▸ Directions for this task:
All entries below are to be written out again exactly, but no picture is to be copied.

======== Records for processing ========

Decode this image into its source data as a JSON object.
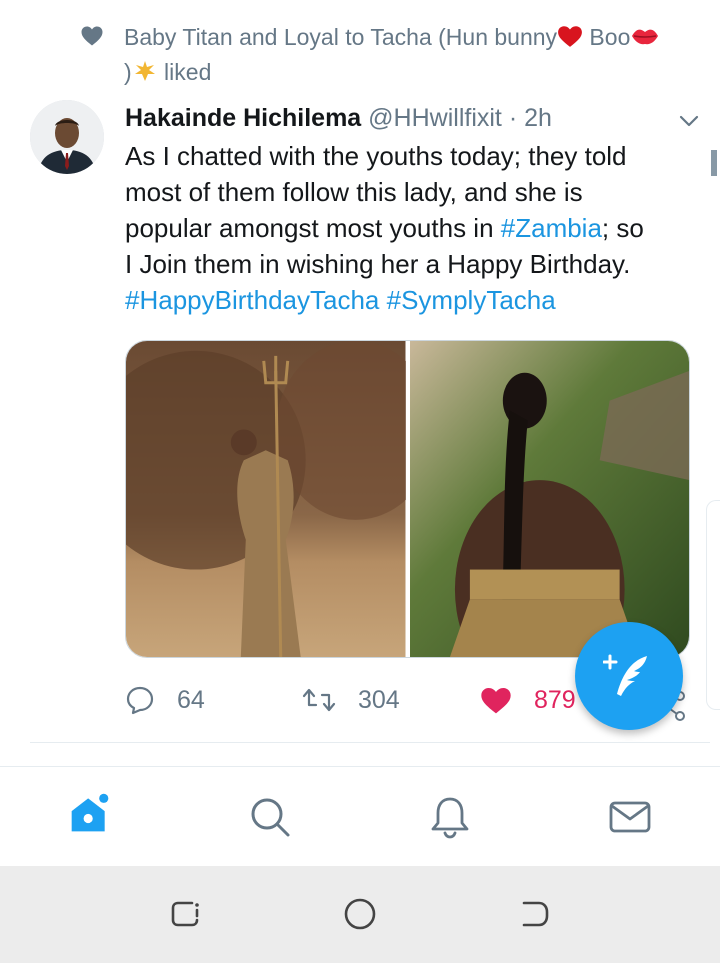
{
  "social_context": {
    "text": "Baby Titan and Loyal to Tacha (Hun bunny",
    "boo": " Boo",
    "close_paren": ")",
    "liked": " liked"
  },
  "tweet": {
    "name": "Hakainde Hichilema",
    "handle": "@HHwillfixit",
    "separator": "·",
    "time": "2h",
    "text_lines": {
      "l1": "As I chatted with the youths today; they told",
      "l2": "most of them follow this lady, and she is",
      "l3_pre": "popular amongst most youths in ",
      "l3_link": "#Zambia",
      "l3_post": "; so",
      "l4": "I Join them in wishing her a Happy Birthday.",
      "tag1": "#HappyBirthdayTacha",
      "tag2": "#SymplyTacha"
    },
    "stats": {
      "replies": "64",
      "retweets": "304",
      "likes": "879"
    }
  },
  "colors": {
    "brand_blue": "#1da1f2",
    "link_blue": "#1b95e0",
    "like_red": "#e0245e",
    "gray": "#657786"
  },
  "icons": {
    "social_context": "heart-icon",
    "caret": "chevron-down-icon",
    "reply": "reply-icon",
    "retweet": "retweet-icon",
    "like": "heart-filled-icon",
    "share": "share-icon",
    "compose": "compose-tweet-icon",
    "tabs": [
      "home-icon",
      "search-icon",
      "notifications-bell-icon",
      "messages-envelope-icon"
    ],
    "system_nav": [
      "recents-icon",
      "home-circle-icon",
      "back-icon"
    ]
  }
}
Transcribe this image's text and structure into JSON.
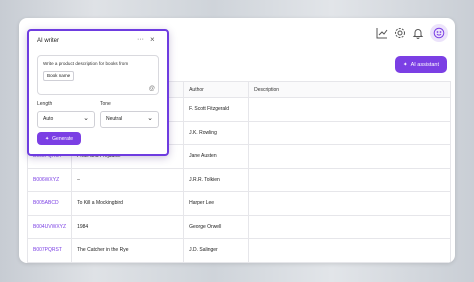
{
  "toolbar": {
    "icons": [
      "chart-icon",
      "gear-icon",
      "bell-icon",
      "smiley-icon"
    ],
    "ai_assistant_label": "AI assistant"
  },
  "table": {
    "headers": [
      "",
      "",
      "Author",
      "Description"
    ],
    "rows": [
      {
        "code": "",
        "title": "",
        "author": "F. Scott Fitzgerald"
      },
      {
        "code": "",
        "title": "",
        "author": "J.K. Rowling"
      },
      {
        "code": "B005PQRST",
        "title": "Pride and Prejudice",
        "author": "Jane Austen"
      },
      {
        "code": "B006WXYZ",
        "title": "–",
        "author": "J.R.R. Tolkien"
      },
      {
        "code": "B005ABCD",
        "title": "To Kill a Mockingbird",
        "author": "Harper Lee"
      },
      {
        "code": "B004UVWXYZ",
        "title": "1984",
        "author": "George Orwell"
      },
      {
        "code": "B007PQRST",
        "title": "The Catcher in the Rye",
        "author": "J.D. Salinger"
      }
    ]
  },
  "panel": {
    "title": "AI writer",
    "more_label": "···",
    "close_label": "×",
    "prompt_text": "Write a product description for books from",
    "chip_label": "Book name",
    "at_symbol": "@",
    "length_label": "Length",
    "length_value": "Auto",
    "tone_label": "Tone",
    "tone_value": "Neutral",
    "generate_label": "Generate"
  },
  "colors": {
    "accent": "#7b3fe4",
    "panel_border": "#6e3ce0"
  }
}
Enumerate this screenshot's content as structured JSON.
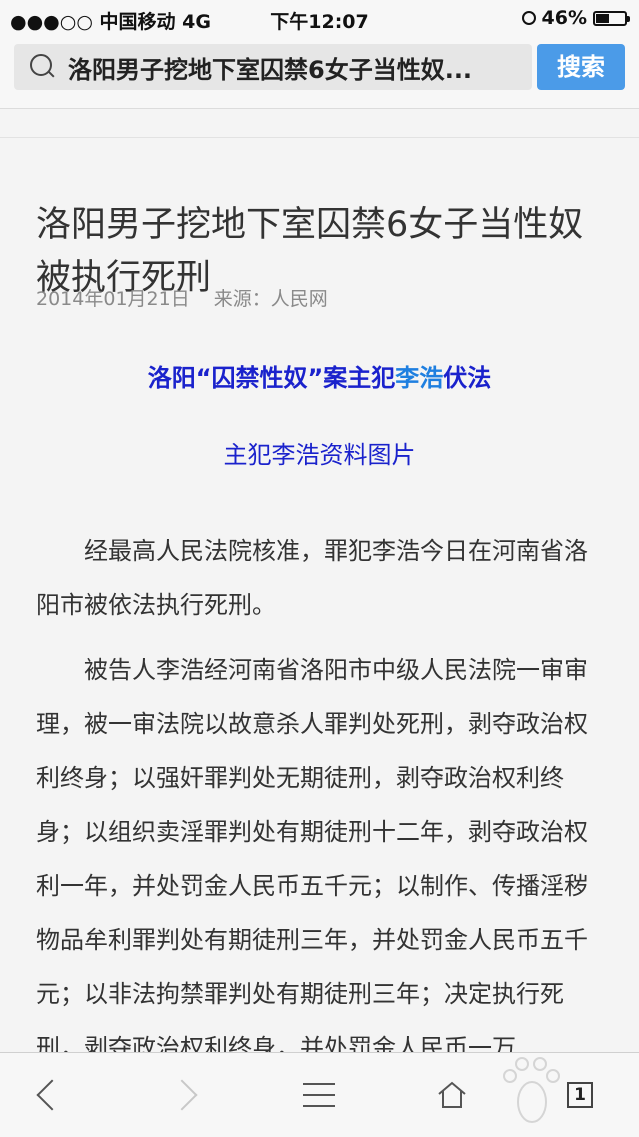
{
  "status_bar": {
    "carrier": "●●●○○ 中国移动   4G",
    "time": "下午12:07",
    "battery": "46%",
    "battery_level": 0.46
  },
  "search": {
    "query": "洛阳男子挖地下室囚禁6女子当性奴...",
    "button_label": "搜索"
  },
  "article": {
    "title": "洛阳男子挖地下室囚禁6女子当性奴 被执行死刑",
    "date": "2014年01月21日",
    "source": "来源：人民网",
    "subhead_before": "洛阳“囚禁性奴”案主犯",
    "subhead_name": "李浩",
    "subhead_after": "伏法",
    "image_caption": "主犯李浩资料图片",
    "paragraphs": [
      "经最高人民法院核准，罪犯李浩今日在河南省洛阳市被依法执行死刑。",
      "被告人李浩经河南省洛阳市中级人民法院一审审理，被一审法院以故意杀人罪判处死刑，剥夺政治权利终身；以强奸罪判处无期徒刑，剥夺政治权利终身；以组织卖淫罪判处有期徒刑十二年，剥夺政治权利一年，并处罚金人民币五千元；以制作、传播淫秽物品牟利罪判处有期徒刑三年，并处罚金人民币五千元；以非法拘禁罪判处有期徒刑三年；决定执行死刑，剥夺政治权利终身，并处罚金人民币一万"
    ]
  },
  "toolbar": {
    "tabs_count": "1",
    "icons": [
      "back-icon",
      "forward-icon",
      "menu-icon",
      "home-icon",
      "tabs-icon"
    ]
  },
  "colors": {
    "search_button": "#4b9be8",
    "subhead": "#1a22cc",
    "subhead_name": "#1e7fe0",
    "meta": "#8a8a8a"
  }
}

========

▸ Exercise solution:
Decode this image into its source data as a JSON object.
{
  "social_context": {
    "text": "Baby Titan and Loyal to Tacha (Hun bunny",
    "boo": " Boo",
    "close_paren": ")",
    "liked": " liked"
  },
  "tweet": {
    "name": "Hakainde Hichilema",
    "handle": "@HHwillfixit",
    "separator": "·",
    "time": "2h",
    "text_lines": {
      "l1": "As I chatted with the youths today; they told",
      "l2": "most of them follow this lady, and she is",
      "l3_pre": "popular amongst most youths in ",
      "l3_link": "#Zambia",
      "l3_post": "; so",
      "l4": "I Join them in wishing her a Happy Birthday.",
      "tag1": "#HappyBirthdayTacha",
      "tag2": "#SymplyTacha"
    },
    "stats": {
      "replies": "64",
      "retweets": "304",
      "likes": "879"
    }
  },
  "colors": {
    "brand_blue": "#1da1f2",
    "link_blue": "#1b95e0",
    "like_red": "#e0245e",
    "gray": "#657786"
  },
  "icons": {
    "social_context": "heart-icon",
    "caret": "chevron-down-icon",
    "reply": "reply-icon",
    "retweet": "retweet-icon",
    "like": "heart-filled-icon",
    "share": "share-icon",
    "compose": "compose-tweet-icon",
    "tabs": [
      "home-icon",
      "search-icon",
      "notifications-bell-icon",
      "messages-envelope-icon"
    ],
    "system_nav": [
      "recents-icon",
      "home-circle-icon",
      "back-icon"
    ]
  }
}
Transcribe this image's text and structure into JSON.
{
  "toolbar": {
    "icons": [
      "chart-icon",
      "gear-icon",
      "bell-icon",
      "smiley-icon"
    ],
    "ai_assistant_label": "AI assistant"
  },
  "table": {
    "headers": [
      "",
      "",
      "Author",
      "Description"
    ],
    "rows": [
      {
        "code": "",
        "title": "",
        "author": "F. Scott Fitzgerald"
      },
      {
        "code": "",
        "title": "",
        "author": "J.K. Rowling"
      },
      {
        "code": "B005PQRST",
        "title": "Pride and Prejudice",
        "author": "Jane Austen"
      },
      {
        "code": "B006WXYZ",
        "title": "–",
        "author": "J.R.R. Tolkien"
      },
      {
        "code": "B005ABCD",
        "title": "To Kill a Mockingbird",
        "author": "Harper Lee"
      },
      {
        "code": "B004UVWXYZ",
        "title": "1984",
        "author": "George Orwell"
      },
      {
        "code": "B007PQRST",
        "title": "The Catcher in the Rye",
        "author": "J.D. Salinger"
      }
    ]
  },
  "panel": {
    "title": "AI writer",
    "more_label": "···",
    "close_label": "×",
    "prompt_text": "Write a product description for books from",
    "chip_label": "Book name",
    "at_symbol": "@",
    "length_label": "Length",
    "length_value": "Auto",
    "tone_label": "Tone",
    "tone_value": "Neutral",
    "generate_label": "Generate"
  },
  "colors": {
    "accent": "#7b3fe4",
    "panel_border": "#6e3ce0"
  }
}
Enumerate this screenshot's content as structured JSON.
{
  "status_bar": {
    "carrier": "●●●○○ 中国移动   4G",
    "time": "下午12:07",
    "battery": "46%",
    "battery_level": 0.46
  },
  "search": {
    "query": "洛阳男子挖地下室囚禁6女子当性奴...",
    "button_label": "搜索"
  },
  "article": {
    "title": "洛阳男子挖地下室囚禁6女子当性奴 被执行死刑",
    "date": "2014年01月21日",
    "source": "来源：人民网",
    "subhead_before": "洛阳“囚禁性奴”案主犯",
    "subhead_name": "李浩",
    "subhead_after": "伏法",
    "image_caption": "主犯李浩资料图片",
    "paragraphs": [
      "经最高人民法院核准，罪犯李浩今日在河南省洛阳市被依法执行死刑。",
      "被告人李浩经河南省洛阳市中级人民法院一审审理，被一审法院以故意杀人罪判处死刑，剥夺政治权利终身；以强奸罪判处无期徒刑，剥夺政治权利终身；以组织卖淫罪判处有期徒刑十二年，剥夺政治权利一年，并处罚金人民币五千元；以制作、传播淫秽物品牟利罪判处有期徒刑三年，并处罚金人民币五千元；以非法拘禁罪判处有期徒刑三年；决定执行死刑，剥夺政治权利终身，并处罚金人民币一万"
    ]
  },
  "toolbar": {
    "tabs_count": "1",
    "icons": [
      "back-icon",
      "forward-icon",
      "menu-icon",
      "home-icon",
      "tabs-icon"
    ]
  },
  "colors": {
    "search_button": "#4b9be8",
    "subhead": "#1a22cc",
    "subhead_name": "#1e7fe0",
    "meta": "#8a8a8a"
  }
}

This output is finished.